--- START ---

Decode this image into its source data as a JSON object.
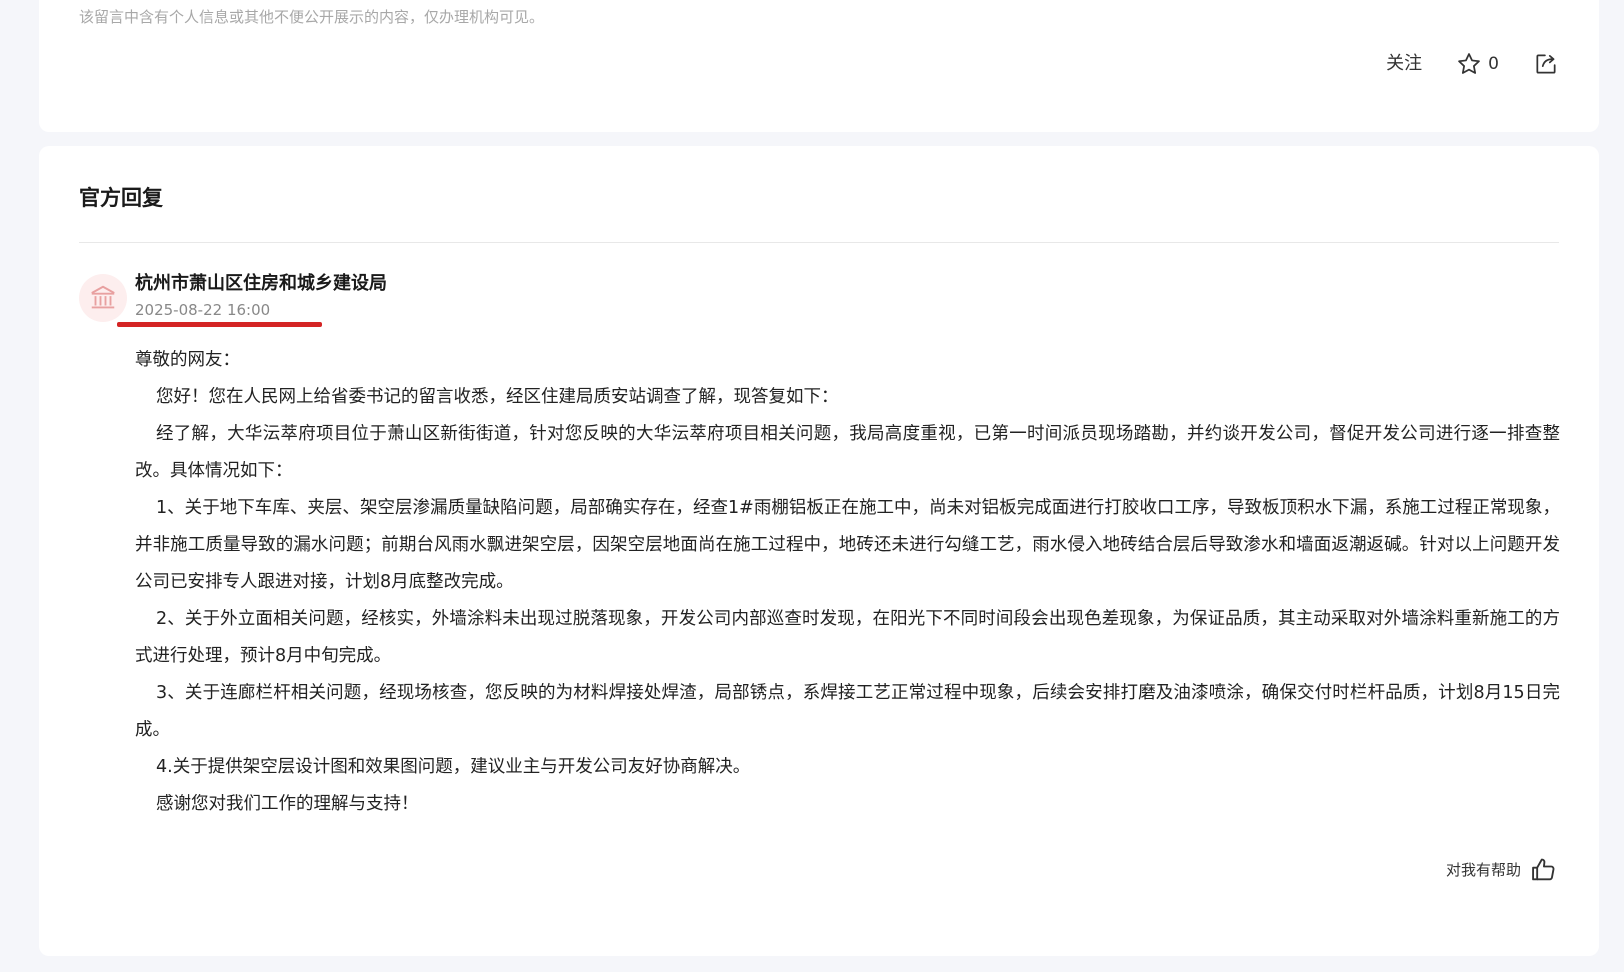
{
  "message": {
    "privacy_notice": "该留言中含有个人信息或其他不便公开展示的内容，仅办理机构可见。",
    "follow_label": "关注",
    "star_count": "0",
    "icons": {
      "star": "star-icon",
      "share": "share-icon"
    }
  },
  "reply": {
    "section_title": "官方回复",
    "org_name": "杭州市萧山区住房和城乡建设局",
    "date": "2025-08-22 16:00",
    "org_icon": "government-building-icon",
    "paragraphs": [
      "尊敬的网友：",
      "您好！您在人民网上给省委书记的留言收悉，经区住建局质安站调查了解，现答复如下：",
      "经了解，大华沄萃府项目位于萧山区新街街道，针对您反映的大华沄萃府项目相关问题，我局高度重视，已第一时间派员现场踏勘，并约谈开发公司，督促开发公司进行逐一排查整改。具体情况如下：",
      "1、关于地下车库、夹层、架空层渗漏质量缺陷问题，局部确实存在，经查1#雨棚铝板正在施工中，尚未对铝板完成面进行打胶收口工序，导致板顶积水下漏，系施工过程正常现象，并非施工质量导致的漏水问题；前期台风雨水飘进架空层，因架空层地面尚在施工过程中，地砖还未进行勾缝工艺，雨水侵入地砖结合层后导致渗水和墙面返潮返碱。针对以上问题开发公司已安排专人跟进对接，计划8月底整改完成。",
      "2、关于外立面相关问题，经核实，外墙涂料未出现过脱落现象，开发公司内部巡查时发现，在阳光下不同时间段会出现色差现象，为保证品质，其主动采取对外墙涂料重新施工的方式进行处理，预计8月中旬完成。",
      "3、关于连廊栏杆相关问题，经现场核查，您反映的为材料焊接处焊渣，局部锈点，系焊接工艺正常过程中现象，后续会安排打磨及油漆喷涂，确保交付时栏杆品质，计划8月15日完成。",
      "4.关于提供架空层设计图和效果图问题，建议业主与开发公司友好协商解决。",
      "感谢您对我们工作的理解与支持！"
    ],
    "helpful_label": "对我有帮助",
    "helpful_icon": "thumbs-up-icon",
    "colors": {
      "highlight": "#d42424",
      "avatar_bg": "#fdeeee",
      "avatar_icon": "#e8a0a0"
    }
  }
}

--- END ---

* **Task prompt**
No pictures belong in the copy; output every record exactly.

* **Answer box**
Decode this image into its source data as a JSON object.
{
  "message": {
    "privacy_notice": "该留言中含有个人信息或其他不便公开展示的内容，仅办理机构可见。",
    "follow_label": "关注",
    "star_count": "0",
    "icons": {
      "star": "star-icon",
      "share": "share-icon"
    }
  },
  "reply": {
    "section_title": "官方回复",
    "org_name": "杭州市萧山区住房和城乡建设局",
    "date": "2025-08-22 16:00",
    "org_icon": "government-building-icon",
    "paragraphs": [
      "尊敬的网友：",
      "您好！您在人民网上给省委书记的留言收悉，经区住建局质安站调查了解，现答复如下：",
      "经了解，大华沄萃府项目位于萧山区新街街道，针对您反映的大华沄萃府项目相关问题，我局高度重视，已第一时间派员现场踏勘，并约谈开发公司，督促开发公司进行逐一排查整改。具体情况如下：",
      "1、关于地下车库、夹层、架空层渗漏质量缺陷问题，局部确实存在，经查1#雨棚铝板正在施工中，尚未对铝板完成面进行打胶收口工序，导致板顶积水下漏，系施工过程正常现象，并非施工质量导致的漏水问题；前期台风雨水飘进架空层，因架空层地面尚在施工过程中，地砖还未进行勾缝工艺，雨水侵入地砖结合层后导致渗水和墙面返潮返碱。针对以上问题开发公司已安排专人跟进对接，计划8月底整改完成。",
      "2、关于外立面相关问题，经核实，外墙涂料未出现过脱落现象，开发公司内部巡查时发现，在阳光下不同时间段会出现色差现象，为保证品质，其主动采取对外墙涂料重新施工的方式进行处理，预计8月中旬完成。",
      "3、关于连廊栏杆相关问题，经现场核查，您反映的为材料焊接处焊渣，局部锈点，系焊接工艺正常过程中现象，后续会安排打磨及油漆喷涂，确保交付时栏杆品质，计划8月15日完成。",
      "4.关于提供架空层设计图和效果图问题，建议业主与开发公司友好协商解决。",
      "感谢您对我们工作的理解与支持！"
    ],
    "helpful_label": "对我有帮助",
    "helpful_icon": "thumbs-up-icon",
    "colors": {
      "highlight": "#d42424",
      "avatar_bg": "#fdeeee",
      "avatar_icon": "#e8a0a0"
    }
  }
}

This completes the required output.